Once I decided to get serious, I knew I had to get educated. I really never took the time to learn about anything money-related, because I had always convinced myself I was bad at math and bad with money. Now that I’ve opened my eyes and made the dedicated decision to prioritize my money, I have been scrolling blog posts, listening to podcasts, and reading books to learn all about personal finance, why it’s important to pay off debt, and how to do it. By immersing yourself in the world of personal finance, you’ll learn the lingo and eventually begin to feel confident in the financial decisions you make and how you manage your money. Check out “Get Money” by Kristin Wong and “You are a Badass at Making Money” by Jen Sincero to start (they helped me!).
I got organized
Organize your income, expenses, and budget in whatever way works best for you. Some people like spreadsheets, others keep a money journal. I’ve been using Mint.com lately and since I finally took the time to learn how to use it properly (doy), I’ve found it extremely helpful, if for nothing other than an eye-opener. Once I had my monthly budgets sorted out correctly, I realized exactly how much money I have been spending on food every month and exactly how huge that number is. Having a visual or written way to track your money will serve as a huge wake-up call in where your money goes and will guide you in how to cut back.
I got goals

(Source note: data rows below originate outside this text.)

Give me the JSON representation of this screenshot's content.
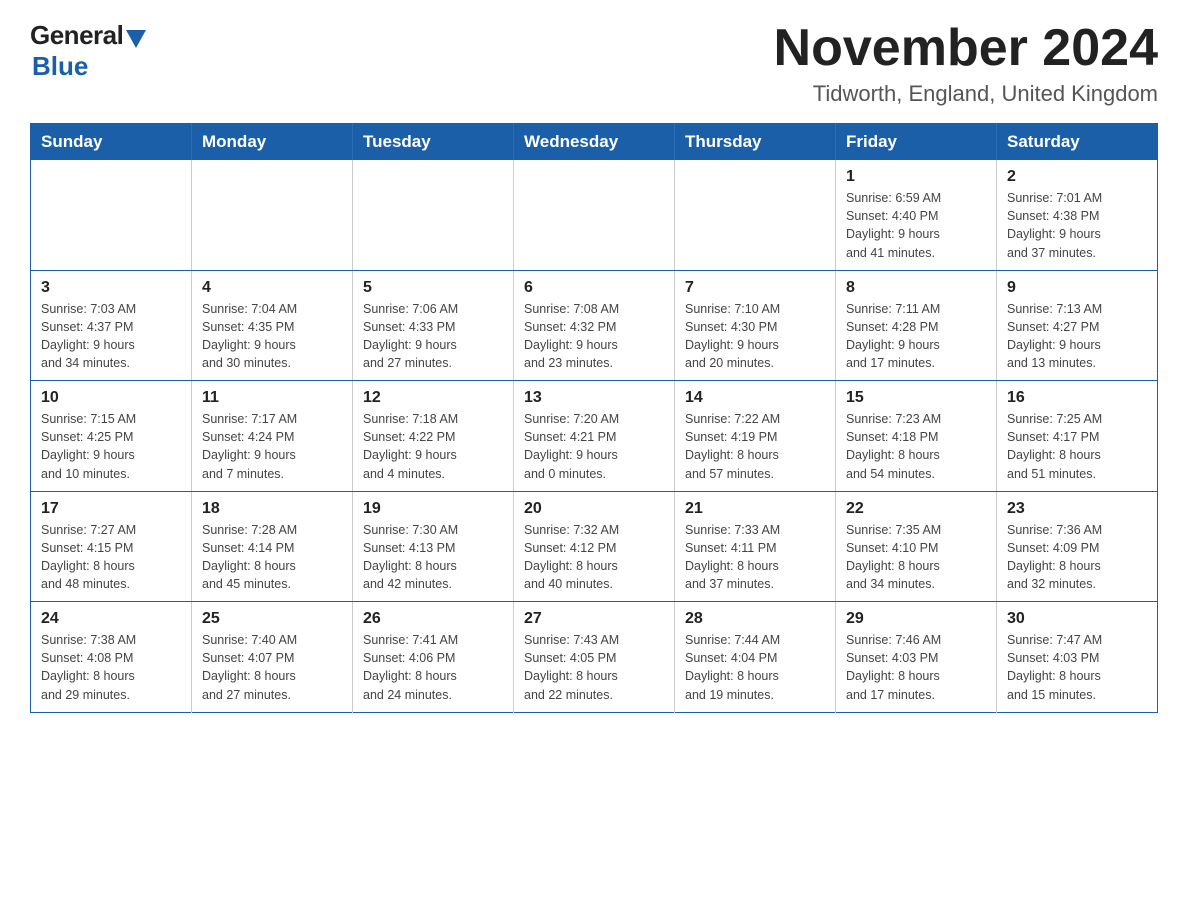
{
  "logo": {
    "general": "General",
    "blue": "Blue"
  },
  "title": "November 2024",
  "subtitle": "Tidworth, England, United Kingdom",
  "days_of_week": [
    "Sunday",
    "Monday",
    "Tuesday",
    "Wednesday",
    "Thursday",
    "Friday",
    "Saturday"
  ],
  "weeks": [
    [
      {
        "day": "",
        "info": ""
      },
      {
        "day": "",
        "info": ""
      },
      {
        "day": "",
        "info": ""
      },
      {
        "day": "",
        "info": ""
      },
      {
        "day": "",
        "info": ""
      },
      {
        "day": "1",
        "info": "Sunrise: 6:59 AM\nSunset: 4:40 PM\nDaylight: 9 hours\nand 41 minutes."
      },
      {
        "day": "2",
        "info": "Sunrise: 7:01 AM\nSunset: 4:38 PM\nDaylight: 9 hours\nand 37 minutes."
      }
    ],
    [
      {
        "day": "3",
        "info": "Sunrise: 7:03 AM\nSunset: 4:37 PM\nDaylight: 9 hours\nand 34 minutes."
      },
      {
        "day": "4",
        "info": "Sunrise: 7:04 AM\nSunset: 4:35 PM\nDaylight: 9 hours\nand 30 minutes."
      },
      {
        "day": "5",
        "info": "Sunrise: 7:06 AM\nSunset: 4:33 PM\nDaylight: 9 hours\nand 27 minutes."
      },
      {
        "day": "6",
        "info": "Sunrise: 7:08 AM\nSunset: 4:32 PM\nDaylight: 9 hours\nand 23 minutes."
      },
      {
        "day": "7",
        "info": "Sunrise: 7:10 AM\nSunset: 4:30 PM\nDaylight: 9 hours\nand 20 minutes."
      },
      {
        "day": "8",
        "info": "Sunrise: 7:11 AM\nSunset: 4:28 PM\nDaylight: 9 hours\nand 17 minutes."
      },
      {
        "day": "9",
        "info": "Sunrise: 7:13 AM\nSunset: 4:27 PM\nDaylight: 9 hours\nand 13 minutes."
      }
    ],
    [
      {
        "day": "10",
        "info": "Sunrise: 7:15 AM\nSunset: 4:25 PM\nDaylight: 9 hours\nand 10 minutes."
      },
      {
        "day": "11",
        "info": "Sunrise: 7:17 AM\nSunset: 4:24 PM\nDaylight: 9 hours\nand 7 minutes."
      },
      {
        "day": "12",
        "info": "Sunrise: 7:18 AM\nSunset: 4:22 PM\nDaylight: 9 hours\nand 4 minutes."
      },
      {
        "day": "13",
        "info": "Sunrise: 7:20 AM\nSunset: 4:21 PM\nDaylight: 9 hours\nand 0 minutes."
      },
      {
        "day": "14",
        "info": "Sunrise: 7:22 AM\nSunset: 4:19 PM\nDaylight: 8 hours\nand 57 minutes."
      },
      {
        "day": "15",
        "info": "Sunrise: 7:23 AM\nSunset: 4:18 PM\nDaylight: 8 hours\nand 54 minutes."
      },
      {
        "day": "16",
        "info": "Sunrise: 7:25 AM\nSunset: 4:17 PM\nDaylight: 8 hours\nand 51 minutes."
      }
    ],
    [
      {
        "day": "17",
        "info": "Sunrise: 7:27 AM\nSunset: 4:15 PM\nDaylight: 8 hours\nand 48 minutes."
      },
      {
        "day": "18",
        "info": "Sunrise: 7:28 AM\nSunset: 4:14 PM\nDaylight: 8 hours\nand 45 minutes."
      },
      {
        "day": "19",
        "info": "Sunrise: 7:30 AM\nSunset: 4:13 PM\nDaylight: 8 hours\nand 42 minutes."
      },
      {
        "day": "20",
        "info": "Sunrise: 7:32 AM\nSunset: 4:12 PM\nDaylight: 8 hours\nand 40 minutes."
      },
      {
        "day": "21",
        "info": "Sunrise: 7:33 AM\nSunset: 4:11 PM\nDaylight: 8 hours\nand 37 minutes."
      },
      {
        "day": "22",
        "info": "Sunrise: 7:35 AM\nSunset: 4:10 PM\nDaylight: 8 hours\nand 34 minutes."
      },
      {
        "day": "23",
        "info": "Sunrise: 7:36 AM\nSunset: 4:09 PM\nDaylight: 8 hours\nand 32 minutes."
      }
    ],
    [
      {
        "day": "24",
        "info": "Sunrise: 7:38 AM\nSunset: 4:08 PM\nDaylight: 8 hours\nand 29 minutes."
      },
      {
        "day": "25",
        "info": "Sunrise: 7:40 AM\nSunset: 4:07 PM\nDaylight: 8 hours\nand 27 minutes."
      },
      {
        "day": "26",
        "info": "Sunrise: 7:41 AM\nSunset: 4:06 PM\nDaylight: 8 hours\nand 24 minutes."
      },
      {
        "day": "27",
        "info": "Sunrise: 7:43 AM\nSunset: 4:05 PM\nDaylight: 8 hours\nand 22 minutes."
      },
      {
        "day": "28",
        "info": "Sunrise: 7:44 AM\nSunset: 4:04 PM\nDaylight: 8 hours\nand 19 minutes."
      },
      {
        "day": "29",
        "info": "Sunrise: 7:46 AM\nSunset: 4:03 PM\nDaylight: 8 hours\nand 17 minutes."
      },
      {
        "day": "30",
        "info": "Sunrise: 7:47 AM\nSunset: 4:03 PM\nDaylight: 8 hours\nand 15 minutes."
      }
    ]
  ]
}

It’s insane to me to think that for almost ten years, I never had a financial goal. I was so worried about making rent each month and keeping any income coming in, that I never stopped to think about paying off my credit card, tackling that student debt, or saving for big purchases (or you know, my future). Now that I have clear goals in mind, I’m focusing first on paying off my credit card, then will simultaneously work on paying down my student debt (which is still in interest-free status) while contributing to my RRSPs. When I think about the extra money I’ll have every month that won’t be going towards credit card payments, I get giddy with excitement. Because of that, I’m also allowing myself a savings fund for upcoming travel, which I’ll start after my credit card is paid off. Plus, those little trips give me something to motivate me to stick to it!